- [Required work]:
Across the material below, say how many lines contain the string "attributes", and add no other words.

──────── Materials provided ────────

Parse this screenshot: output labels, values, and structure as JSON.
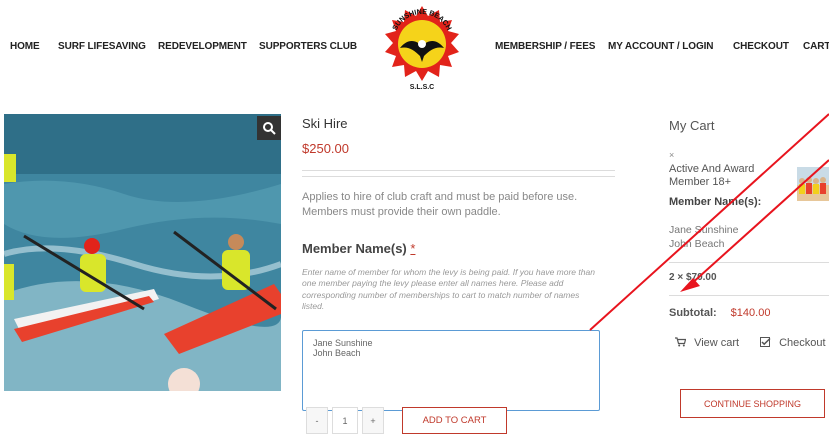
{
  "nav": {
    "home": "HOME",
    "surf_lifesaving": "SURF LIFESAVING",
    "redevelopment": "REDEVELOPMENT",
    "supporters_club": "SUPPORTERS CLUB",
    "membership_fees": "MEMBERSHIP / FEES",
    "my_account": "MY ACCOUNT / LOGIN",
    "checkout": "CHECKOUT",
    "cart": "CART"
  },
  "logo": {
    "top_text": "SUNSHINE BEACH",
    "bottom_text": "S.L.S.C"
  },
  "product": {
    "title": "Ski Hire",
    "price": "$250.00",
    "description": "Applies to hire of club craft and must be paid before use. Members must provide their own paddle.",
    "member_label": "Member Name(s)",
    "required_mark": "*",
    "hint": "Enter name of member for whom the levy is being paid. If you have more than one member paying the levy please enter all names here. Please add corresponding number of memberships to cart to match number of names listed.",
    "names_value": "Jane Sunshine\nJohn Beach",
    "qty_minus": "-",
    "qty_value": "1",
    "qty_plus": "+",
    "add_to_cart": "ADD TO CART"
  },
  "cart": {
    "title": "My Cart",
    "remove": "×",
    "item_name": "Active And Award Member 18+",
    "member_names_label": "Member Name(s):",
    "name1": "Jane Sunshine",
    "name2": "John Beach",
    "qty_line": "2 × $70.00",
    "subtotal_label": "Subtotal:",
    "subtotal_value": "$140.00",
    "view_cart": "View cart",
    "checkout": "Checkout",
    "continue": "CONTINUE SHOPPING"
  },
  "colors": {
    "accent": "#c0392b",
    "focus_border": "#5b9bd5",
    "annotation": "#e8141e"
  }
}
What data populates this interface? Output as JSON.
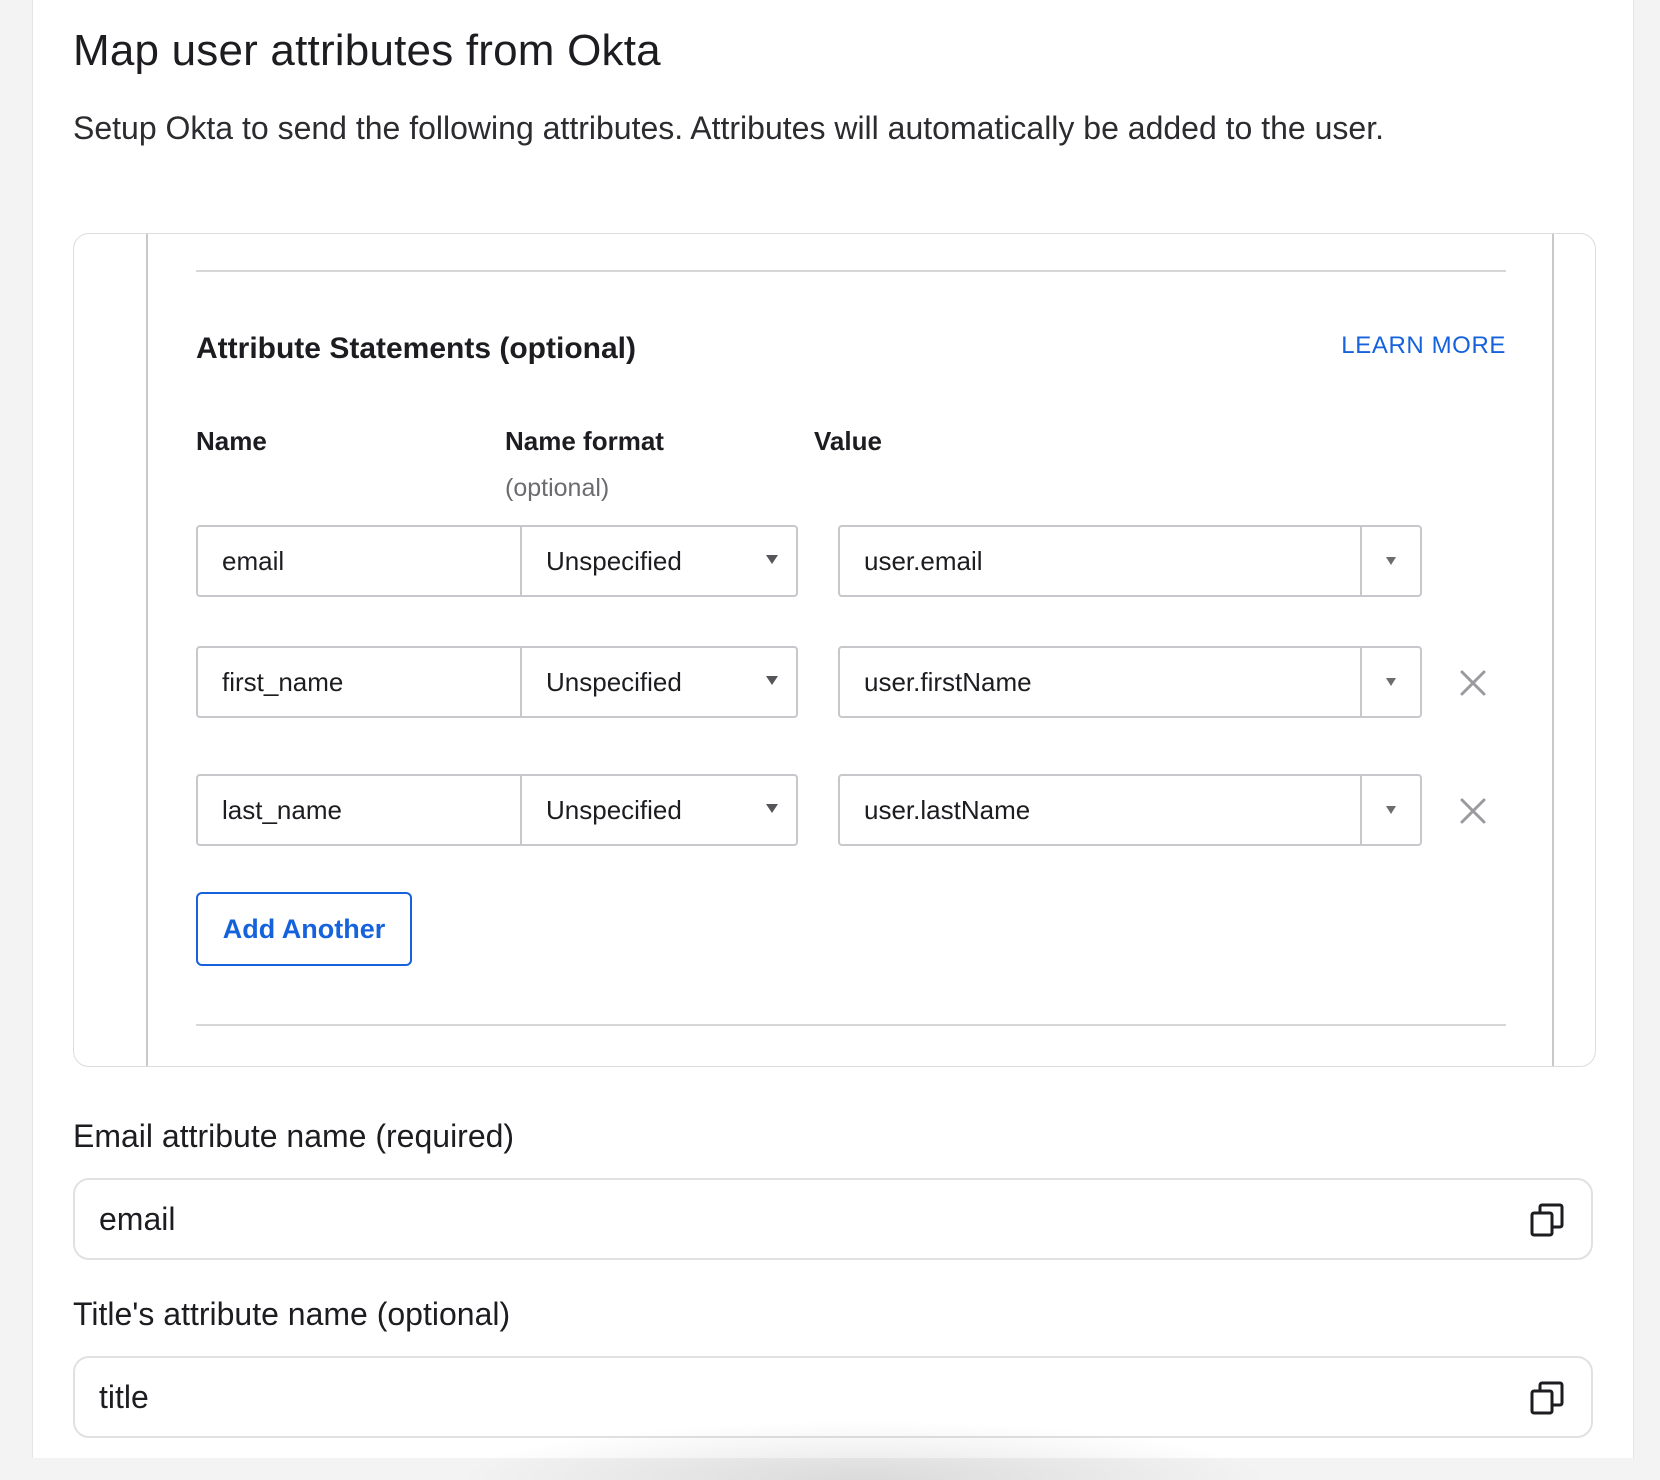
{
  "header": {
    "title": "Map user attributes from Okta",
    "subtitle": "Setup Okta to send the following attributes. Attributes will automatically be added to the user."
  },
  "attribute_statements": {
    "title": "Attribute Statements (optional)",
    "learn_more": "LEARN MORE",
    "columns": {
      "name": "Name",
      "name_format": "Name format",
      "name_format_sub": "(optional)",
      "value": "Value"
    },
    "rows": [
      {
        "name": "email",
        "format": "Unspecified",
        "value": "user.email",
        "removable": false
      },
      {
        "name": "first_name",
        "format": "Unspecified",
        "value": "user.firstName",
        "removable": true
      },
      {
        "name": "last_name",
        "format": "Unspecified",
        "value": "user.lastName",
        "removable": true
      }
    ],
    "add_button": "Add Another"
  },
  "email_attribute": {
    "label": "Email attribute name (required)",
    "value": "email"
  },
  "title_attribute": {
    "label": "Title's attribute name (optional)",
    "value": "title"
  },
  "colors": {
    "accent": "#1662dd",
    "border": "#c8c8cc",
    "text": "#1d1d21",
    "muted": "#6b6b70"
  },
  "icons": {
    "remove": "close-icon",
    "copy": "copy-icon",
    "dropdown": "chevron-down-icon"
  }
}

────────

- [Answer section]:
2